#### Data provided
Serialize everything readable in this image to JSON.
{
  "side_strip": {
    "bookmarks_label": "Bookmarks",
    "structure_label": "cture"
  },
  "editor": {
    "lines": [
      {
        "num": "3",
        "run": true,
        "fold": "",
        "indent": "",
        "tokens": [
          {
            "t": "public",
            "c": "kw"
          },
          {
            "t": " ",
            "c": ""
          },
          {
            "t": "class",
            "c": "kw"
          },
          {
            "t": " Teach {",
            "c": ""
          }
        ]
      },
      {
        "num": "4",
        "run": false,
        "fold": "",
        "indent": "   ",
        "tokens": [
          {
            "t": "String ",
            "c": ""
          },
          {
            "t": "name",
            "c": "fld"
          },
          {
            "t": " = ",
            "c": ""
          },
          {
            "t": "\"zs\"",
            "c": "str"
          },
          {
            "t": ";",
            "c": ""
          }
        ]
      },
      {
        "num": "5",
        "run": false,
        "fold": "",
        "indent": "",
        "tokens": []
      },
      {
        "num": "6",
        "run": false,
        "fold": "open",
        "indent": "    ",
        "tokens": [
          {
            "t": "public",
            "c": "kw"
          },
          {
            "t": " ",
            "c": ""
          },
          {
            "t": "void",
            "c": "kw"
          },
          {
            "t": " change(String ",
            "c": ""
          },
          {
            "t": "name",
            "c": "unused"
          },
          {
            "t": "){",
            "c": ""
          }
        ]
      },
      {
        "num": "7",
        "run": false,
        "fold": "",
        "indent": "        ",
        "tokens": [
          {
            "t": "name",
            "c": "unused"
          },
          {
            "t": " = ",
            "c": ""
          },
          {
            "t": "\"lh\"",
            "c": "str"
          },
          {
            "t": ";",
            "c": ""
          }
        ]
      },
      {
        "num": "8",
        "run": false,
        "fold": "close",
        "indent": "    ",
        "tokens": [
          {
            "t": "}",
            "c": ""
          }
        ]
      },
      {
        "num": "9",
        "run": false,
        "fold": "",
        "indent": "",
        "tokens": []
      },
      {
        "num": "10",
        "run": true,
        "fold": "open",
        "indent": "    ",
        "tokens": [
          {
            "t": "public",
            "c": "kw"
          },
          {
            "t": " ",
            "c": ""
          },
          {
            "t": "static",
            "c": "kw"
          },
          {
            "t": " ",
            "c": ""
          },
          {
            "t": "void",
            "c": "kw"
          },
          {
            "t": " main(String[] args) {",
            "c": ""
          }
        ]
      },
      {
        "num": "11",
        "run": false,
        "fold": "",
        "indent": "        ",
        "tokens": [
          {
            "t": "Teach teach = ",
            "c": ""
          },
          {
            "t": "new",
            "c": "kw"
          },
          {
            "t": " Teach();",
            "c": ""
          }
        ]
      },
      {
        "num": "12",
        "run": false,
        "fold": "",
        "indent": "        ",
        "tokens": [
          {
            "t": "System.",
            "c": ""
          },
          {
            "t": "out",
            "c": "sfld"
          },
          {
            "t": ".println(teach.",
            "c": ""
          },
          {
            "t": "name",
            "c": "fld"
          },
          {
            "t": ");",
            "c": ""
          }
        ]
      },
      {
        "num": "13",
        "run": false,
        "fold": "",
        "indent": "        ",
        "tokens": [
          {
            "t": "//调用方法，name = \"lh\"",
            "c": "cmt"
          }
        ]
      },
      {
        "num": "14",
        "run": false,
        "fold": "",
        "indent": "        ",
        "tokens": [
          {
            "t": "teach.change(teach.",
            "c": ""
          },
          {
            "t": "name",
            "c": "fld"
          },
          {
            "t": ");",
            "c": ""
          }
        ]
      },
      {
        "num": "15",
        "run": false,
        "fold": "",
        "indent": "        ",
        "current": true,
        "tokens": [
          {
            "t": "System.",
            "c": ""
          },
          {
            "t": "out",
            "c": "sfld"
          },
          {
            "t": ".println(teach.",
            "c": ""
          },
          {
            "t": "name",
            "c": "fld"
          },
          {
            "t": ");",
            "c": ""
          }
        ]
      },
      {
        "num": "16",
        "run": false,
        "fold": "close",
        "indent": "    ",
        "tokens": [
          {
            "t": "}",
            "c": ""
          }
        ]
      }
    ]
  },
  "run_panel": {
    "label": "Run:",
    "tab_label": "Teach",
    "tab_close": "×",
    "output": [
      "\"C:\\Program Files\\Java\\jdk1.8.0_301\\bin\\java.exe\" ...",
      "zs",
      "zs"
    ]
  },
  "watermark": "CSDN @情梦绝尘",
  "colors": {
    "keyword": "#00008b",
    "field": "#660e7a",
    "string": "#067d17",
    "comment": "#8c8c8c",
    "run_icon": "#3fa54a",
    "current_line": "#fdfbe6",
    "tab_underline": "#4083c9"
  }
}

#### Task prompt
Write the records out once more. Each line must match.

#### Exercise response
Serialize everything readable in this image to JSON.
{
  "side_strip": {
    "bookmarks_label": "Bookmarks",
    "structure_label": "cture"
  },
  "editor": {
    "lines": [
      {
        "num": "3",
        "run": true,
        "fold": "",
        "indent": "",
        "tokens": [
          {
            "t": "public",
            "c": "kw"
          },
          {
            "t": " ",
            "c": ""
          },
          {
            "t": "class",
            "c": "kw"
          },
          {
            "t": " Teach {",
            "c": ""
          }
        ]
      },
      {
        "num": "4",
        "run": false,
        "fold": "",
        "indent": "   ",
        "tokens": [
          {
            "t": "String ",
            "c": ""
          },
          {
            "t": "name",
            "c": "fld"
          },
          {
            "t": " = ",
            "c": ""
          },
          {
            "t": "\"zs\"",
            "c": "str"
          },
          {
            "t": ";",
            "c": ""
          }
        ]
      },
      {
        "num": "5",
        "run": false,
        "fold": "",
        "indent": "",
        "tokens": []
      },
      {
        "num": "6",
        "run": false,
        "fold": "open",
        "indent": "    ",
        "tokens": [
          {
            "t": "public",
            "c": "kw"
          },
          {
            "t": " ",
            "c": ""
          },
          {
            "t": "void",
            "c": "kw"
          },
          {
            "t": " change(String ",
            "c": ""
          },
          {
            "t": "name",
            "c": "unused"
          },
          {
            "t": "){",
            "c": ""
          }
        ]
      },
      {
        "num": "7",
        "run": false,
        "fold": "",
        "indent": "        ",
        "tokens": [
          {
            "t": "name",
            "c": "unused"
          },
          {
            "t": " = ",
            "c": ""
          },
          {
            "t": "\"lh\"",
            "c": "str"
          },
          {
            "t": ";",
            "c": ""
          }
        ]
      },
      {
        "num": "8",
        "run": false,
        "fold": "close",
        "indent": "    ",
        "tokens": [
          {
            "t": "}",
            "c": ""
          }
        ]
      },
      {
        "num": "9",
        "run": false,
        "fold": "",
        "indent": "",
        "tokens": []
      },
      {
        "num": "10",
        "run": true,
        "fold": "open",
        "indent": "    ",
        "tokens": [
          {
            "t": "public",
            "c": "kw"
          },
          {
            "t": " ",
            "c": ""
          },
          {
            "t": "static",
            "c": "kw"
          },
          {
            "t": " ",
            "c": ""
          },
          {
            "t": "void",
            "c": "kw"
          },
          {
            "t": " main(String[] args) {",
            "c": ""
          }
        ]
      },
      {
        "num": "11",
        "run": false,
        "fold": "",
        "indent": "        ",
        "tokens": [
          {
            "t": "Teach teach = ",
            "c": ""
          },
          {
            "t": "new",
            "c": "kw"
          },
          {
            "t": " Teach();",
            "c": ""
          }
        ]
      },
      {
        "num": "12",
        "run": false,
        "fold": "",
        "indent": "        ",
        "tokens": [
          {
            "t": "System.",
            "c": ""
          },
          {
            "t": "out",
            "c": "sfld"
          },
          {
            "t": ".println(teach.",
            "c": ""
          },
          {
            "t": "name",
            "c": "fld"
          },
          {
            "t": ");",
            "c": ""
          }
        ]
      },
      {
        "num": "13",
        "run": false,
        "fold": "",
        "indent": "        ",
        "tokens": [
          {
            "t": "//调用方法，name = \"lh\"",
            "c": "cmt"
          }
        ]
      },
      {
        "num": "14",
        "run": false,
        "fold": "",
        "indent": "        ",
        "tokens": [
          {
            "t": "teach.change(teach.",
            "c": ""
          },
          {
            "t": "name",
            "c": "fld"
          },
          {
            "t": ");",
            "c": ""
          }
        ]
      },
      {
        "num": "15",
        "run": false,
        "fold": "",
        "indent": "        ",
        "current": true,
        "tokens": [
          {
            "t": "System.",
            "c": ""
          },
          {
            "t": "out",
            "c": "sfld"
          },
          {
            "t": ".println(teach.",
            "c": ""
          },
          {
            "t": "name",
            "c": "fld"
          },
          {
            "t": ");",
            "c": ""
          }
        ]
      },
      {
        "num": "16",
        "run": false,
        "fold": "close",
        "indent": "    ",
        "tokens": [
          {
            "t": "}",
            "c": ""
          }
        ]
      }
    ]
  },
  "run_panel": {
    "label": "Run:",
    "tab_label": "Teach",
    "tab_close": "×",
    "output": [
      "\"C:\\Program Files\\Java\\jdk1.8.0_301\\bin\\java.exe\" ...",
      "zs",
      "zs"
    ]
  },
  "watermark": "CSDN @情梦绝尘",
  "colors": {
    "keyword": "#00008b",
    "field": "#660e7a",
    "string": "#067d17",
    "comment": "#8c8c8c",
    "run_icon": "#3fa54a",
    "current_line": "#fdfbe6",
    "tab_underline": "#4083c9"
  }
}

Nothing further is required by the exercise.